## Problem
Retype all of the data word for word, without pictures.

════════════════════

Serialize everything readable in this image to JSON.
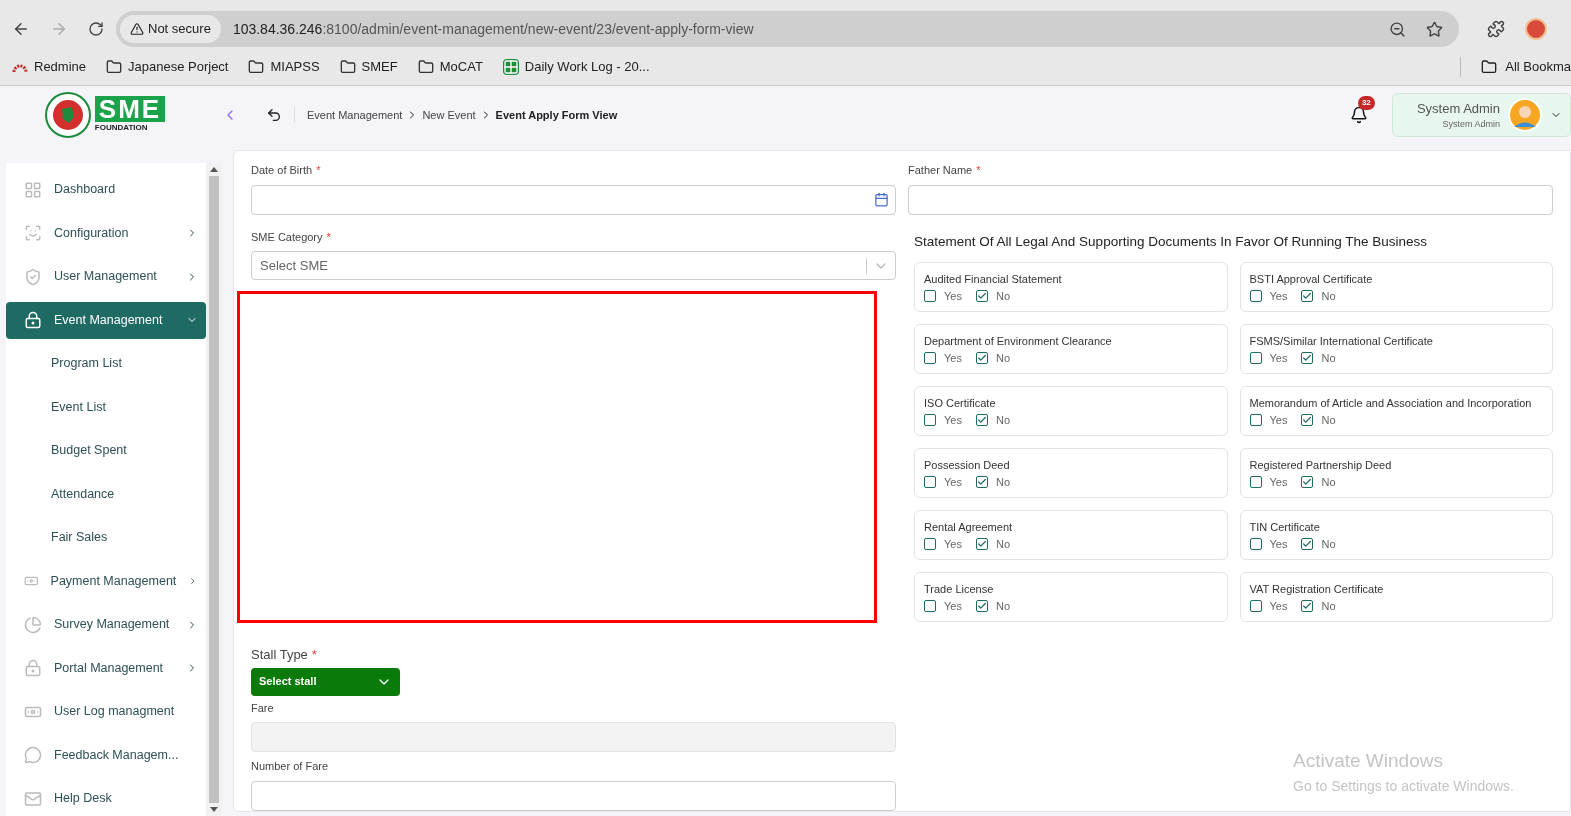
{
  "browser": {
    "security": "Not secure",
    "url_host": "103.84.36.246",
    "url_rest": ":8100/admin/event-management/new-event/23/event-apply-form-view",
    "bookmarks": [
      {
        "kind": "redmine",
        "label": "Redmine"
      },
      {
        "kind": "folder",
        "label": "Japanese Porject"
      },
      {
        "kind": "folder",
        "label": "MIAPSS"
      },
      {
        "kind": "folder",
        "label": "SMEF"
      },
      {
        "kind": "folder",
        "label": "MoCAT"
      },
      {
        "kind": "sheet",
        "label": "Daily Work Log - 20..."
      }
    ],
    "all_bookmarks": "All Bookma"
  },
  "logo": {
    "mark": "SME",
    "caption": "FOUNDATION"
  },
  "breadcrumb": [
    {
      "label": "Event Management",
      "current": false
    },
    {
      "label": "New Event",
      "current": false
    },
    {
      "label": "Event Apply Form View",
      "current": true
    }
  ],
  "notifications": {
    "count": "32"
  },
  "user": {
    "name": "System Admin",
    "role": "System Admin"
  },
  "sidebar": {
    "items": [
      {
        "kind": "grid",
        "label": "Dashboard",
        "expandable": false,
        "expanded": false,
        "selected": false
      },
      {
        "kind": "config",
        "label": "Configuration",
        "expandable": true,
        "expanded": false,
        "selected": false
      },
      {
        "kind": "shield",
        "label": "User Management",
        "expandable": true,
        "expanded": false,
        "selected": false
      },
      {
        "kind": "lock",
        "label": "Event Management",
        "expandable": true,
        "expanded": true,
        "selected": true,
        "children": [
          {
            "label": "Program List"
          },
          {
            "label": "Event List"
          },
          {
            "label": "Budget Spent"
          },
          {
            "label": "Attendance"
          },
          {
            "label": "Fair Sales"
          }
        ]
      },
      {
        "kind": "money",
        "label": "Payment Management",
        "expandable": true,
        "expanded": false,
        "selected": false
      },
      {
        "kind": "pie",
        "label": "Survey Management",
        "expandable": true,
        "expanded": false,
        "selected": false
      },
      {
        "kind": "lock",
        "label": "Portal Management",
        "expandable": true,
        "expanded": false,
        "selected": false
      },
      {
        "kind": "money",
        "label": "User Log managment",
        "expandable": false,
        "expanded": false,
        "selected": false
      },
      {
        "kind": "feedback",
        "label": "Feedback Managem...",
        "expandable": false,
        "expanded": false,
        "selected": false
      },
      {
        "kind": "mail",
        "label": "Help Desk",
        "expandable": false,
        "expanded": false,
        "selected": false
      }
    ]
  },
  "form": {
    "date_of_birth": {
      "label": "Date of Birth",
      "required_mark": "*"
    },
    "sme_category": {
      "label": "SME Category",
      "required_mark": "*",
      "placeholder": "Select SME"
    },
    "stall_type": {
      "label": "Stall Type",
      "required_mark": "*",
      "value": "Select stall"
    },
    "fare": {
      "label": "Fare",
      "disabled": true
    },
    "number_of_fare": {
      "label": "Number of Fare"
    },
    "father_name": {
      "label": "Father Name",
      "required_mark": "*"
    },
    "documents_title": "Statement Of All Legal And Supporting Documents In Favor Of Running The Business",
    "documents": [
      {
        "label": "Audited Financial Statement",
        "options": [
          {
            "label": "Yes",
            "checked": false
          },
          {
            "label": "No",
            "checked": true
          }
        ]
      },
      {
        "label": "BSTI Approval Certificate",
        "options": [
          {
            "label": "Yes",
            "checked": false
          },
          {
            "label": "No",
            "checked": true
          }
        ]
      },
      {
        "label": "Department of Environment Clearance",
        "options": [
          {
            "label": "Yes",
            "checked": false
          },
          {
            "label": "No",
            "checked": true
          }
        ]
      },
      {
        "label": "FSMS/Similar International Certificate",
        "options": [
          {
            "label": "Yes",
            "checked": false
          },
          {
            "label": "No",
            "checked": true
          }
        ]
      },
      {
        "label": "ISO Certificate",
        "options": [
          {
            "label": "Yes",
            "checked": false
          },
          {
            "label": "No",
            "checked": true
          }
        ]
      },
      {
        "label": "Memorandum of Article and Association and Incorporation",
        "options": [
          {
            "label": "Yes",
            "checked": false
          },
          {
            "label": "No",
            "checked": true
          }
        ]
      },
      {
        "label": "Possession Deed",
        "options": [
          {
            "label": "Yes",
            "checked": false
          },
          {
            "label": "No",
            "checked": true
          }
        ]
      },
      {
        "label": "Registered Partnership Deed",
        "options": [
          {
            "label": "Yes",
            "checked": false
          },
          {
            "label": "No",
            "checked": true
          }
        ]
      },
      {
        "label": "Rental Agreement",
        "options": [
          {
            "label": "Yes",
            "checked": false
          },
          {
            "label": "No",
            "checked": true
          }
        ]
      },
      {
        "label": "TIN Certificate",
        "options": [
          {
            "label": "Yes",
            "checked": false
          },
          {
            "label": "No",
            "checked": true
          }
        ]
      },
      {
        "label": "Trade License",
        "options": [
          {
            "label": "Yes",
            "checked": false
          },
          {
            "label": "No",
            "checked": true
          }
        ]
      },
      {
        "label": "VAT Registration Certificate",
        "options": [
          {
            "label": "Yes",
            "checked": false
          },
          {
            "label": "No",
            "checked": true
          }
        ]
      }
    ]
  },
  "os_notice": {
    "title": "Activate Windows",
    "subtitle": "Go to Settings to activate Windows."
  }
}
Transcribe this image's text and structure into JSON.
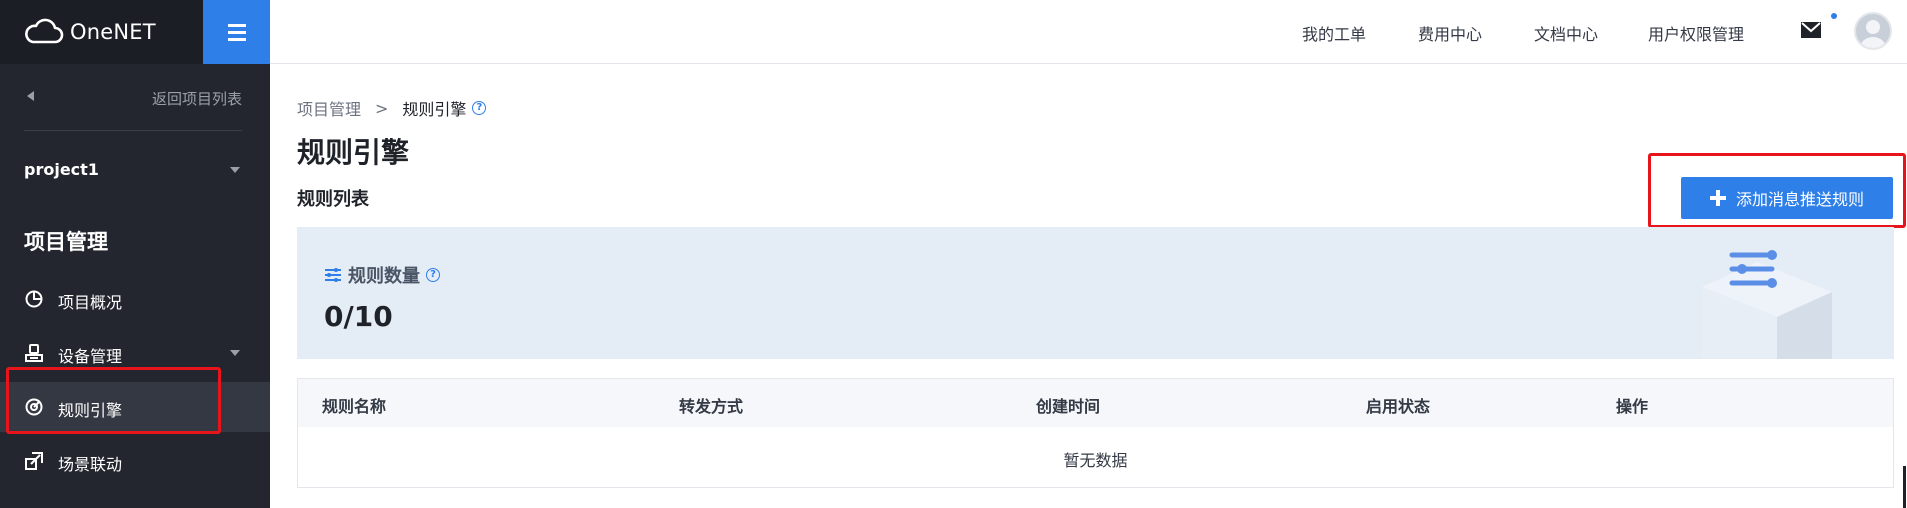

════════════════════

## Written response
Serialize everything readable in this image to JSON.
{
  "browser": {
    "security": "Not secure",
    "url_host": "103.84.36.246",
    "url_rest": ":8100/admin/event-management/new-event/23/event-apply-form-view",
    "bookmarks": [
      {
        "kind": "redmine",
        "label": "Redmine"
      },
      {
        "kind": "folder",
        "label": "Japanese Porject"
      },
      {
        "kind": "folder",
        "label": "MIAPSS"
      },
      {
        "kind": "folder",
        "label": "SMEF"
      },
      {
        "kind": "folder",
        "label": "MoCAT"
      },
      {
        "kind": "sheet",
        "label": "Daily Work Log - 20..."
      }
    ],
    "all_bookmarks": "All Bookma"
  },
  "logo": {
    "mark": "SME",
    "caption": "FOUNDATION"
  },
  "breadcrumb": [
    {
      "label": "Event Management",
      "current": false
    },
    {
      "label": "New Event",
      "current": false
    },
    {
      "label": "Event Apply Form View",
      "current": true
    }
  ],
  "notifications": {
    "count": "32"
  },
  "user": {
    "name": "System Admin",
    "role": "System Admin"
  },
  "sidebar": {
    "items": [
      {
        "kind": "grid",
        "label": "Dashboard",
        "expandable": false,
        "expanded": false,
        "selected": false
      },
      {
        "kind": "config",
        "label": "Configuration",
        "expandable": true,
        "expanded": false,
        "selected": false
      },
      {
        "kind": "shield",
        "label": "User Management",
        "expandable": true,
        "expanded": false,
        "selected": false
      },
      {
        "kind": "lock",
        "label": "Event Management",
        "expandable": true,
        "expanded": true,
        "selected": true,
        "children": [
          {
            "label": "Program List"
          },
          {
            "label": "Event List"
          },
          {
            "label": "Budget Spent"
          },
          {
            "label": "Attendance"
          },
          {
            "label": "Fair Sales"
          }
        ]
      },
      {
        "kind": "money",
        "label": "Payment Management",
        "expandable": true,
        "expanded": false,
        "selected": false
      },
      {
        "kind": "pie",
        "label": "Survey Management",
        "expandable": true,
        "expanded": false,
        "selected": false
      },
      {
        "kind": "lock",
        "label": "Portal Management",
        "expandable": true,
        "expanded": false,
        "selected": false
      },
      {
        "kind": "money",
        "label": "User Log managment",
        "expandable": false,
        "expanded": false,
        "selected": false
      },
      {
        "kind": "feedback",
        "label": "Feedback Managem...",
        "expandable": false,
        "expanded": false,
        "selected": false
      },
      {
        "kind": "mail",
        "label": "Help Desk",
        "expandable": false,
        "expanded": false,
        "selected": false
      }
    ]
  },
  "form": {
    "date_of_birth": {
      "label": "Date of Birth",
      "required_mark": "*"
    },
    "sme_category": {
      "label": "SME Category",
      "required_mark": "*",
      "placeholder": "Select SME"
    },
    "stall_type": {
      "label": "Stall Type",
      "required_mark": "*",
      "value": "Select stall"
    },
    "fare": {
      "label": "Fare",
      "disabled": true
    },
    "number_of_fare": {
      "label": "Number of Fare"
    },
    "father_name": {
      "label": "Father Name",
      "required_mark": "*"
    },
    "documents_title": "Statement Of All Legal And Supporting Documents In Favor Of Running The Business",
    "documents": [
      {
        "label": "Audited Financial Statement",
        "options": [
          {
            "label": "Yes",
            "checked": false
          },
          {
            "label": "No",
            "checked": true
          }
        ]
      },
      {
        "label": "BSTI Approval Certificate",
        "options": [
          {
            "label": "Yes",
            "checked": false
          },
          {
            "label": "No",
            "checked": true
          }
        ]
      },
      {
        "label": "Department of Environment Clearance",
        "options": [
          {
            "label": "Yes",
            "checked": false
          },
          {
            "label": "No",
            "checked": true
          }
        ]
      },
      {
        "label": "FSMS/Similar International Certificate",
        "options": [
          {
            "label": "Yes",
            "checked": false
          },
          {
            "label": "No",
            "checked": true
          }
        ]
      },
      {
        "label": "ISO Certificate",
        "options": [
          {
            "label": "Yes",
            "checked": false
          },
          {
            "label": "No",
            "checked": true
          }
        ]
      },
      {
        "label": "Memorandum of Article and Association and Incorporation",
        "options": [
          {
            "label": "Yes",
            "checked": false
          },
          {
            "label": "No",
            "checked": true
          }
        ]
      },
      {
        "label": "Possession Deed",
        "options": [
          {
            "label": "Yes",
            "checked": false
          },
          {
            "label": "No",
            "checked": true
          }
        ]
      },
      {
        "label": "Registered Partnership Deed",
        "options": [
          {
            "label": "Yes",
            "checked": false
          },
          {
            "label": "No",
            "checked": true
          }
        ]
      },
      {
        "label": "Rental Agreement",
        "options": [
          {
            "label": "Yes",
            "checked": false
          },
          {
            "label": "No",
            "checked": true
          }
        ]
      },
      {
        "label": "TIN Certificate",
        "options": [
          {
            "label": "Yes",
            "checked": false
          },
          {
            "label": "No",
            "checked": true
          }
        ]
      },
      {
        "label": "Trade License",
        "options": [
          {
            "label": "Yes",
            "checked": false
          },
          {
            "label": "No",
            "checked": true
          }
        ]
      },
      {
        "label": "VAT Registration Certificate",
        "options": [
          {
            "label": "Yes",
            "checked": false
          },
          {
            "label": "No",
            "checked": true
          }
        ]
      }
    ]
  },
  "os_notice": {
    "title": "Activate Windows",
    "subtitle": "Go to Settings to activate Windows."
  }
}
Transcribe this image's text and structure into JSON.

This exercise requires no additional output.